-- WHAT IS REQUIRED --
Please copy each line of the data that includes the string "boots".

Collection entries:

[Start of Attachment]

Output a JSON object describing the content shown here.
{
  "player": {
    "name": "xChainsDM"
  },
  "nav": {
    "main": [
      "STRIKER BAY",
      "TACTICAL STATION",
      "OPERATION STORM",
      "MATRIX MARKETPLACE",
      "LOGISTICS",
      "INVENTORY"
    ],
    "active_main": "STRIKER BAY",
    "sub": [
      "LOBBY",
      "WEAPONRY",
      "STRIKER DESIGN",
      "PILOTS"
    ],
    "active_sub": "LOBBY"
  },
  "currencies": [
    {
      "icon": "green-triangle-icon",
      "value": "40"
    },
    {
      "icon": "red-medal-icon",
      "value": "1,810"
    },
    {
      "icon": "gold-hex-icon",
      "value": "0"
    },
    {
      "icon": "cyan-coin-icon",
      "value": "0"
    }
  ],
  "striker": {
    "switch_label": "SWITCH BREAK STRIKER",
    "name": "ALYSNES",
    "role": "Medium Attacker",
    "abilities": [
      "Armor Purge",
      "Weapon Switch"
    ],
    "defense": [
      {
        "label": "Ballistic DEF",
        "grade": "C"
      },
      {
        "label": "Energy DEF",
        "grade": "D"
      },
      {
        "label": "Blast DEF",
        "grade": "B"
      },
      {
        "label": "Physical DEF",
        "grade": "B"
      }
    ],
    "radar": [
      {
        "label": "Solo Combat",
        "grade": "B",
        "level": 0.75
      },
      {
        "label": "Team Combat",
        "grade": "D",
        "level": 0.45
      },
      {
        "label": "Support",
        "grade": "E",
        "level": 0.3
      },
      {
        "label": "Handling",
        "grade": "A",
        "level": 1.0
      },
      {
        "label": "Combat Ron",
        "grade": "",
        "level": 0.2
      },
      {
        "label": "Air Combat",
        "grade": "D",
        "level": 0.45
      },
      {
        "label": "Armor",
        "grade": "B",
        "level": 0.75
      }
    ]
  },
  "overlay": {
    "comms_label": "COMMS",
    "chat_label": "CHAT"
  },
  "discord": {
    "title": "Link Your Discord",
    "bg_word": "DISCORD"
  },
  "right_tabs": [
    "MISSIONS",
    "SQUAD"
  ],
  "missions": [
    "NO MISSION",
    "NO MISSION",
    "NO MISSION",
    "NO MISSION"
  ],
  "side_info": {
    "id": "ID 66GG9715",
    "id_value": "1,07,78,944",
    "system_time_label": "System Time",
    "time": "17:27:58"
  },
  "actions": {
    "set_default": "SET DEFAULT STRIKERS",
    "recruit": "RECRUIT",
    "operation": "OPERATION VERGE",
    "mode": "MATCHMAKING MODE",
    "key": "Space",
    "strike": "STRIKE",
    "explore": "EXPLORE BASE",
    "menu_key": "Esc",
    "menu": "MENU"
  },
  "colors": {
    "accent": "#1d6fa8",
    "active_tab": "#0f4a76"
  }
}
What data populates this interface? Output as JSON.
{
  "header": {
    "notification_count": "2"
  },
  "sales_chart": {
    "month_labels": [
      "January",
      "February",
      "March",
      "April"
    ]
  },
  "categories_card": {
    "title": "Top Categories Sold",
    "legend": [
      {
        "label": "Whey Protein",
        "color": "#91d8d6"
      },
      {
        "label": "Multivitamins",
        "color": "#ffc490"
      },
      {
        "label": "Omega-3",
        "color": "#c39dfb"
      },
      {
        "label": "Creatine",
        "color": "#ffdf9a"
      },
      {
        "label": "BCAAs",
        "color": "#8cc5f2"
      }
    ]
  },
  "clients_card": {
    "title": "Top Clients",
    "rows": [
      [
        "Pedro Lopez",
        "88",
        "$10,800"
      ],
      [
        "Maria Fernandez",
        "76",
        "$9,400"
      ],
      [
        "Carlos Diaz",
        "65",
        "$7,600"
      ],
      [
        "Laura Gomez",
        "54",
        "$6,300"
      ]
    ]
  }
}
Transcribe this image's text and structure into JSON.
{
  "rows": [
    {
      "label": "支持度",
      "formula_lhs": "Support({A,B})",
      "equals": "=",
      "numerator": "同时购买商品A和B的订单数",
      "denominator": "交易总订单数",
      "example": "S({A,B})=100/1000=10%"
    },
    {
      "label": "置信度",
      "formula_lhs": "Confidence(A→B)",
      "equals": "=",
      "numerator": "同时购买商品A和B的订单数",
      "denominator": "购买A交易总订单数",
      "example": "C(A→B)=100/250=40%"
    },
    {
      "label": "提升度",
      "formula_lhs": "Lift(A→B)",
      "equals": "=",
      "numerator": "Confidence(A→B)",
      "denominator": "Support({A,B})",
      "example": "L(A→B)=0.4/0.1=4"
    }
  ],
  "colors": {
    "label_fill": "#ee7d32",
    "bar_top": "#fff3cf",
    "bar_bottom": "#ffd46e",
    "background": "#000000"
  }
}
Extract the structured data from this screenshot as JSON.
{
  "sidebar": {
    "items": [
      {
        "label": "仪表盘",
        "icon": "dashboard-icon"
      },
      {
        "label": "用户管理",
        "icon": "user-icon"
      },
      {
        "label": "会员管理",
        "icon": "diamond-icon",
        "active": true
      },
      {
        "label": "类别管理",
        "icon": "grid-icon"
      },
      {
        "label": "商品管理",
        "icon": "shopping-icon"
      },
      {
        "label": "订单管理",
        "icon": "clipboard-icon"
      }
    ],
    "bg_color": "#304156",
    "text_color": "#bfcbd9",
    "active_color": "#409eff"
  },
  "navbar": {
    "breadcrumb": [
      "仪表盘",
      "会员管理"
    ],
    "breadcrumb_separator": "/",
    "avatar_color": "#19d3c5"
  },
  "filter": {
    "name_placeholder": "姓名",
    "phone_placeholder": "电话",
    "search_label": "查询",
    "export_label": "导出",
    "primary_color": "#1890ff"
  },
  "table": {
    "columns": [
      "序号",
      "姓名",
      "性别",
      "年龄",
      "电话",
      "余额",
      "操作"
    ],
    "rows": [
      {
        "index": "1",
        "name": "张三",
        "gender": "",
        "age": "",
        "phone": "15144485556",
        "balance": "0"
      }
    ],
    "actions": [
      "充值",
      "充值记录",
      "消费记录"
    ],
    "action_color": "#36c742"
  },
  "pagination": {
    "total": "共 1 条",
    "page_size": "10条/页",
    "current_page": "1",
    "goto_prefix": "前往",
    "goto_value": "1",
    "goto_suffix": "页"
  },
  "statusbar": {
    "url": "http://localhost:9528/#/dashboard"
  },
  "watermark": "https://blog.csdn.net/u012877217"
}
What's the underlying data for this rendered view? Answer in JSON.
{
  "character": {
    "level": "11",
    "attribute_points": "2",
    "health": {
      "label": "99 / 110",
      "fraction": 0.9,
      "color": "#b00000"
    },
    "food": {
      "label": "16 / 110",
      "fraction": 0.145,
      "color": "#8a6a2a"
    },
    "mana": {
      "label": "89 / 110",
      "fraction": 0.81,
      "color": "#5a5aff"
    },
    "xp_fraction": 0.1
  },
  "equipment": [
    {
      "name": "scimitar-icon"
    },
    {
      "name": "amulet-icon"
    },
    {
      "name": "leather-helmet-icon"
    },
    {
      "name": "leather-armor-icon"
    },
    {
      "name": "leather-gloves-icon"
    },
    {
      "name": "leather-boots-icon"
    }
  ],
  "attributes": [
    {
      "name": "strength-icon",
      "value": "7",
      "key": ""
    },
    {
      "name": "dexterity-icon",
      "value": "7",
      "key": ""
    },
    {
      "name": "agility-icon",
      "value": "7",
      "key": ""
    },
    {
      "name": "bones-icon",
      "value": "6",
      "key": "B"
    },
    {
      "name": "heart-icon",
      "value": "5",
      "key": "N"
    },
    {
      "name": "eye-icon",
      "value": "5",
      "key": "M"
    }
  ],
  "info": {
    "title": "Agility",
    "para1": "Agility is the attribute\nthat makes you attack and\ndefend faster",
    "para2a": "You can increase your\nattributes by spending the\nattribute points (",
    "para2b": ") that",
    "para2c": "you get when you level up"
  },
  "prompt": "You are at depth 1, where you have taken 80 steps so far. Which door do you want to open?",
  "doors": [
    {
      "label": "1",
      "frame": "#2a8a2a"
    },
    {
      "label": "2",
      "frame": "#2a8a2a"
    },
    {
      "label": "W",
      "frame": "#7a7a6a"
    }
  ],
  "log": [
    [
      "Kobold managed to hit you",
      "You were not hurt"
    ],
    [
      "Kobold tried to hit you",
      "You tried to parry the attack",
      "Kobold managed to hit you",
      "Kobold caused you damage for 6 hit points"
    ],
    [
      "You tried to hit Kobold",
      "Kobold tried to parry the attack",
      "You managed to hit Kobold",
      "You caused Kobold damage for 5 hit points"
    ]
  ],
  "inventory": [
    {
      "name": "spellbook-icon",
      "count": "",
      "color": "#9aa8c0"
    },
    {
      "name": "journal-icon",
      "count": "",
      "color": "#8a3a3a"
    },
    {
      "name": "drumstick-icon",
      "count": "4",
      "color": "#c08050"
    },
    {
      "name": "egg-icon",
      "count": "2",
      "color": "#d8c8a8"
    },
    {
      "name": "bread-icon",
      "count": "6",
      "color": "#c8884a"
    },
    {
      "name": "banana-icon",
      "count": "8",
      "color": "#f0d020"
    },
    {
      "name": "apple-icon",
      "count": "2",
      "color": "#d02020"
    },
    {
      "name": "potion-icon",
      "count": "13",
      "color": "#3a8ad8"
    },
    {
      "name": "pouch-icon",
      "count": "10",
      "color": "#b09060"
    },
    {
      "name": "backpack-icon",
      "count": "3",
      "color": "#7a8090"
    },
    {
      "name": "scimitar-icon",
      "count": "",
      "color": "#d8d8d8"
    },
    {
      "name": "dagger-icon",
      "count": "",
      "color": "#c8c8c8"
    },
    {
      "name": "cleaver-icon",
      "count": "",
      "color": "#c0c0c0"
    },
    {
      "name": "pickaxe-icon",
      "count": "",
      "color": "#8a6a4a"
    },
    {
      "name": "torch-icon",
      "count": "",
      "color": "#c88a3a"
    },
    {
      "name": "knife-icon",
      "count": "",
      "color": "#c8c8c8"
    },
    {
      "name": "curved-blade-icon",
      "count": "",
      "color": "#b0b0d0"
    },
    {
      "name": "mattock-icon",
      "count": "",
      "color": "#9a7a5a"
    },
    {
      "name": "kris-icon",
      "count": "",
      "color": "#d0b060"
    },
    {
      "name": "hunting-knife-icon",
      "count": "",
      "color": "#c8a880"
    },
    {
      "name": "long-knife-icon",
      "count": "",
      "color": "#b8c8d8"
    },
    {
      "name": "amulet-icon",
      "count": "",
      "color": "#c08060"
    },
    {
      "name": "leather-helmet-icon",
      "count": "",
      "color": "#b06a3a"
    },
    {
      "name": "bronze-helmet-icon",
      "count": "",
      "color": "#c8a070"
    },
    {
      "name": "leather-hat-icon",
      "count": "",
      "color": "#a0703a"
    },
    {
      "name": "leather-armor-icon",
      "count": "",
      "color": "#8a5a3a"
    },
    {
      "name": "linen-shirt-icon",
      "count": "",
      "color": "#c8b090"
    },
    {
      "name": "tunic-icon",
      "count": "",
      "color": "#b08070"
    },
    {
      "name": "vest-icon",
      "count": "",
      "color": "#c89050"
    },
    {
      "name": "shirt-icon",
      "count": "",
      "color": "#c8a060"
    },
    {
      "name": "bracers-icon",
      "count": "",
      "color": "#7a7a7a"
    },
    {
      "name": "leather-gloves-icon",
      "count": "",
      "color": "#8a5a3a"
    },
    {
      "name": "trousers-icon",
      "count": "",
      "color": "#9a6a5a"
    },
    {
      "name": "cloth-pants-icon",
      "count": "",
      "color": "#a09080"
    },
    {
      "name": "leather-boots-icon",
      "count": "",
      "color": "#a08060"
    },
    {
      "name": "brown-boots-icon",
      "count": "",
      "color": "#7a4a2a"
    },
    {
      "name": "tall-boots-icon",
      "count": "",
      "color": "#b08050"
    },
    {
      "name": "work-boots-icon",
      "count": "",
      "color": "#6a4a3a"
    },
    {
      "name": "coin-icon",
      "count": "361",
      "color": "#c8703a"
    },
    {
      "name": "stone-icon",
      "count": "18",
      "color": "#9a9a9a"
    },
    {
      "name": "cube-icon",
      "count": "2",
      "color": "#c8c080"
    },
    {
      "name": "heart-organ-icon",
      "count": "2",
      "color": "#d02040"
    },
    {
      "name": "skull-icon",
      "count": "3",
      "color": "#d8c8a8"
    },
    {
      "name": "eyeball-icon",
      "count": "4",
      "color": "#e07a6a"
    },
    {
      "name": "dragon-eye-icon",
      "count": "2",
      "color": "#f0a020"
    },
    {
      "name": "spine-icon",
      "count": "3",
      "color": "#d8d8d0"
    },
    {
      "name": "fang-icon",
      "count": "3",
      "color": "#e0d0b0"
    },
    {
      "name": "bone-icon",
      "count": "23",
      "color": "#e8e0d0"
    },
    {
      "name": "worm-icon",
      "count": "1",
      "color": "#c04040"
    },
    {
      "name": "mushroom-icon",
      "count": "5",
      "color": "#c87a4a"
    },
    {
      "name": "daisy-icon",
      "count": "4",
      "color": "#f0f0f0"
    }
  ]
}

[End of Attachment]

-- OUTPUT FOR THIS EXERCISE --
      "name": "leather-boots-icon"
      "name": "leather-boots-icon",
      "name": "brown-boots-icon",
      "name": "tall-boots-icon",
      "name": "work-boots-icon",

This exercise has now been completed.